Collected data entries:

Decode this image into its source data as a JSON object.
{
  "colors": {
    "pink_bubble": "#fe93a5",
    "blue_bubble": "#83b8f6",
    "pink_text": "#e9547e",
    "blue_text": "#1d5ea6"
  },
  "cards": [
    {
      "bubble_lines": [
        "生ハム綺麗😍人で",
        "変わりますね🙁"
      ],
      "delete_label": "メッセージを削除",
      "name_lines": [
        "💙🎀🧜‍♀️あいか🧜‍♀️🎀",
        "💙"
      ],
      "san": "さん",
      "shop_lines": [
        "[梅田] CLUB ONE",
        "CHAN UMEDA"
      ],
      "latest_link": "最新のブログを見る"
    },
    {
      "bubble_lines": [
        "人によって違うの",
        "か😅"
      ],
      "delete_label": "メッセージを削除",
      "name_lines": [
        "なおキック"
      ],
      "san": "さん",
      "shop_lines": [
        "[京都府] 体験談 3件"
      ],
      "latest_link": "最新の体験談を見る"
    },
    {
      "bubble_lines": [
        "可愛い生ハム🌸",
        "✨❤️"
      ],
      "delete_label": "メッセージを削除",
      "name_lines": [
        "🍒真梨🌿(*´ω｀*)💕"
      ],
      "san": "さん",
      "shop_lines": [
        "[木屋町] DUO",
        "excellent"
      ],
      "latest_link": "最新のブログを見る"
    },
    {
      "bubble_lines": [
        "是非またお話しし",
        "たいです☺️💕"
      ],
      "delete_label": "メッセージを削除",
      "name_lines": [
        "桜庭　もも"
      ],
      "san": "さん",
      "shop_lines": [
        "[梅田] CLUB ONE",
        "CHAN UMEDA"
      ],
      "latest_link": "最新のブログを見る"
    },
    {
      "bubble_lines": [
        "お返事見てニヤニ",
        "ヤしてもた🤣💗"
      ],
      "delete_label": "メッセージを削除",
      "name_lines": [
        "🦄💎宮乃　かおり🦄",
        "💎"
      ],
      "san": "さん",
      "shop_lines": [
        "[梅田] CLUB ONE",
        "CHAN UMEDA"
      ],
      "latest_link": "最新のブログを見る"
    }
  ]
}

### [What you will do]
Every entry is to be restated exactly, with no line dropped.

### [Task solution]
Decode this image into its source data as a JSON object.
{
  "colors": {
    "pink_bubble": "#fe93a5",
    "blue_bubble": "#83b8f6",
    "pink_text": "#e9547e",
    "blue_text": "#1d5ea6"
  },
  "cards": [
    {
      "bubble_lines": [
        "生ハム綺麗😍人で",
        "変わりますね🙁"
      ],
      "delete_label": "メッセージを削除",
      "name_lines": [
        "💙🎀🧜‍♀️あいか🧜‍♀️🎀",
        "💙"
      ],
      "san": "さん",
      "shop_lines": [
        "[梅田] CLUB ONE",
        "CHAN UMEDA"
      ],
      "latest_link": "最新のブログを見る"
    },
    {
      "bubble_lines": [
        "人によって違うの",
        "か😅"
      ],
      "delete_label": "メッセージを削除",
      "name_lines": [
        "なおキック"
      ],
      "san": "さん",
      "shop_lines": [
        "[京都府] 体験談 3件"
      ],
      "latest_link": "最新の体験談を見る"
    },
    {
      "bubble_lines": [
        "可愛い生ハム🌸",
        "✨❤️"
      ],
      "delete_label": "メッセージを削除",
      "name_lines": [
        "🍒真梨🌿(*´ω｀*)💕"
      ],
      "san": "さん",
      "shop_lines": [
        "[木屋町] DUO",
        "excellent"
      ],
      "latest_link": "最新のブログを見る"
    },
    {
      "bubble_lines": [
        "是非またお話しし",
        "たいです☺️💕"
      ],
      "delete_label": "メッセージを削除",
      "name_lines": [
        "桜庭　もも"
      ],
      "san": "さん",
      "shop_lines": [
        "[梅田] CLUB ONE",
        "CHAN UMEDA"
      ],
      "latest_link": "最新のブログを見る"
    },
    {
      "bubble_lines": [
        "お返事見てニヤニ",
        "ヤしてもた🤣💗"
      ],
      "delete_label": "メッセージを削除",
      "name_lines": [
        "🦄💎宮乃　かおり🦄",
        "💎"
      ],
      "san": "さん",
      "shop_lines": [
        "[梅田] CLUB ONE",
        "CHAN UMEDA"
      ],
      "latest_link": "最新のブログを見る"
    }
  ]
}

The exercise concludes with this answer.